**WHAT YOU SHOULD DO**
Repeat each record word for word. Leave nothing out.

── RECORDS FOR THIS EXERCISE ──

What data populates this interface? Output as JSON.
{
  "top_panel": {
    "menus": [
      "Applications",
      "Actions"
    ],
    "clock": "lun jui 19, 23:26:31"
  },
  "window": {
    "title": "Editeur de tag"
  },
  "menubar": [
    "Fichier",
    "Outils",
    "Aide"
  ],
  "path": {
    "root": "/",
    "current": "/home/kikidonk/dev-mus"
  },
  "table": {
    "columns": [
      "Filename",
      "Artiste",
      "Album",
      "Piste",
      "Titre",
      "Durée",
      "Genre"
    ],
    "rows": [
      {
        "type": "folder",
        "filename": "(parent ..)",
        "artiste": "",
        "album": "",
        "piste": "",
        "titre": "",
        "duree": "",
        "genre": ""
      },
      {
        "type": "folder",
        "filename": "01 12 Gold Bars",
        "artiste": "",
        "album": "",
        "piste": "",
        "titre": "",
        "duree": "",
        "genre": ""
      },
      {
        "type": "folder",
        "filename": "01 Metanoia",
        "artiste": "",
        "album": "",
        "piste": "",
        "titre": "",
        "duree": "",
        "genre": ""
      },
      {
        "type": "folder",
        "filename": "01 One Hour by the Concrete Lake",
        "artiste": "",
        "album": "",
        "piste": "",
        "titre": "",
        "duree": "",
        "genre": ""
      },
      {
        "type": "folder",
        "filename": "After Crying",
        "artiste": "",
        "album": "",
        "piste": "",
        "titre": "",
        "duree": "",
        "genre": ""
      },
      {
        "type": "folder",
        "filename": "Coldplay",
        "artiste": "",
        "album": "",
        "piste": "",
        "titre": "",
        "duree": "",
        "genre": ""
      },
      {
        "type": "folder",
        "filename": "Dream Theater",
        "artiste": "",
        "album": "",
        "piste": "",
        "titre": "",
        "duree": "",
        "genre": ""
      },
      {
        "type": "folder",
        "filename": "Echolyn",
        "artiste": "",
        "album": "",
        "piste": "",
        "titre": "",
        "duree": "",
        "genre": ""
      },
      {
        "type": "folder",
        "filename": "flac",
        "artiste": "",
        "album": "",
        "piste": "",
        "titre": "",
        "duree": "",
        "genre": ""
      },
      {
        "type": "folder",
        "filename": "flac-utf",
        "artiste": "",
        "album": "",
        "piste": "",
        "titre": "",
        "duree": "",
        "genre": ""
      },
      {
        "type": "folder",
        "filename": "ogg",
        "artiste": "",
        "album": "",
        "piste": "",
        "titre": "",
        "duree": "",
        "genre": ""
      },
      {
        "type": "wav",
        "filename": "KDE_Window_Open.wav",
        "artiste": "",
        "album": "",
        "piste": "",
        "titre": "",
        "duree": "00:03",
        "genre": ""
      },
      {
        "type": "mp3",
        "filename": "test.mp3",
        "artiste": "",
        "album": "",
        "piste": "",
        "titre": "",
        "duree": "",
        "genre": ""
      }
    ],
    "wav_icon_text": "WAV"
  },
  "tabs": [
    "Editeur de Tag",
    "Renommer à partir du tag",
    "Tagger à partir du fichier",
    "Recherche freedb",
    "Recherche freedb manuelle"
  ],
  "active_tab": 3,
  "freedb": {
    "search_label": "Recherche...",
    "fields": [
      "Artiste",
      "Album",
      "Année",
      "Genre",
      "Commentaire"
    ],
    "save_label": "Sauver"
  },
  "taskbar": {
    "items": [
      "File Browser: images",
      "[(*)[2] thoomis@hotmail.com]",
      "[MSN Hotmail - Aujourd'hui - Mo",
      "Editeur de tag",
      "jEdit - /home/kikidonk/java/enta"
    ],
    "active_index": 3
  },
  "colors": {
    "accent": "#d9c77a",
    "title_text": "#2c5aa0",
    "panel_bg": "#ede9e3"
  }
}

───

**ANSWER BOX**
What data populates this interface? Output as JSON.
{
  "top_panel": {
    "menus": [
      "Applications",
      "Actions"
    ],
    "clock": "lun jui 19, 23:26:31"
  },
  "window": {
    "title": "Editeur de tag"
  },
  "menubar": [
    "Fichier",
    "Outils",
    "Aide"
  ],
  "path": {
    "root": "/",
    "current": "/home/kikidonk/dev-mus"
  },
  "table": {
    "columns": [
      "Filename",
      "Artiste",
      "Album",
      "Piste",
      "Titre",
      "Durée",
      "Genre"
    ],
    "rows": [
      {
        "type": "folder",
        "filename": "(parent ..)",
        "artiste": "",
        "album": "",
        "piste": "",
        "titre": "",
        "duree": "",
        "genre": ""
      },
      {
        "type": "folder",
        "filename": "01 12 Gold Bars",
        "artiste": "",
        "album": "",
        "piste": "",
        "titre": "",
        "duree": "",
        "genre": ""
      },
      {
        "type": "folder",
        "filename": "01 Metanoia",
        "artiste": "",
        "album": "",
        "piste": "",
        "titre": "",
        "duree": "",
        "genre": ""
      },
      {
        "type": "folder",
        "filename": "01 One Hour by the Concrete Lake",
        "artiste": "",
        "album": "",
        "piste": "",
        "titre": "",
        "duree": "",
        "genre": ""
      },
      {
        "type": "folder",
        "filename": "After Crying",
        "artiste": "",
        "album": "",
        "piste": "",
        "titre": "",
        "duree": "",
        "genre": ""
      },
      {
        "type": "folder",
        "filename": "Coldplay",
        "artiste": "",
        "album": "",
        "piste": "",
        "titre": "",
        "duree": "",
        "genre": ""
      },
      {
        "type": "folder",
        "filename": "Dream Theater",
        "artiste": "",
        "album": "",
        "piste": "",
        "titre": "",
        "duree": "",
        "genre": ""
      },
      {
        "type": "folder",
        "filename": "Echolyn",
        "artiste": "",
        "album": "",
        "piste": "",
        "titre": "",
        "duree": "",
        "genre": ""
      },
      {
        "type": "folder",
        "filename": "flac",
        "artiste": "",
        "album": "",
        "piste": "",
        "titre": "",
        "duree": "",
        "genre": ""
      },
      {
        "type": "folder",
        "filename": "flac-utf",
        "artiste": "",
        "album": "",
        "piste": "",
        "titre": "",
        "duree": "",
        "genre": ""
      },
      {
        "type": "folder",
        "filename": "ogg",
        "artiste": "",
        "album": "",
        "piste": "",
        "titre": "",
        "duree": "",
        "genre": ""
      },
      {
        "type": "wav",
        "filename": "KDE_Window_Open.wav",
        "artiste": "",
        "album": "",
        "piste": "",
        "titre": "",
        "duree": "00:03",
        "genre": ""
      },
      {
        "type": "mp3",
        "filename": "test.mp3",
        "artiste": "",
        "album": "",
        "piste": "",
        "titre": "",
        "duree": "",
        "genre": ""
      }
    ],
    "wav_icon_text": "WAV"
  },
  "tabs": [
    "Editeur de Tag",
    "Renommer à partir du tag",
    "Tagger à partir du fichier",
    "Recherche freedb",
    "Recherche freedb manuelle"
  ],
  "active_tab": 3,
  "freedb": {
    "search_label": "Recherche...",
    "fields": [
      "Artiste",
      "Album",
      "Année",
      "Genre",
      "Commentaire"
    ],
    "save_label": "Sauver"
  },
  "taskbar": {
    "items": [
      "File Browser: images",
      "[(*)[2] thoomis@hotmail.com]",
      "[MSN Hotmail - Aujourd'hui - Mo",
      "Editeur de tag",
      "jEdit - /home/kikidonk/java/enta"
    ],
    "active_index": 3
  },
  "colors": {
    "accent": "#d9c77a",
    "title_text": "#2c5aa0",
    "panel_bg": "#ede9e3"
  }
}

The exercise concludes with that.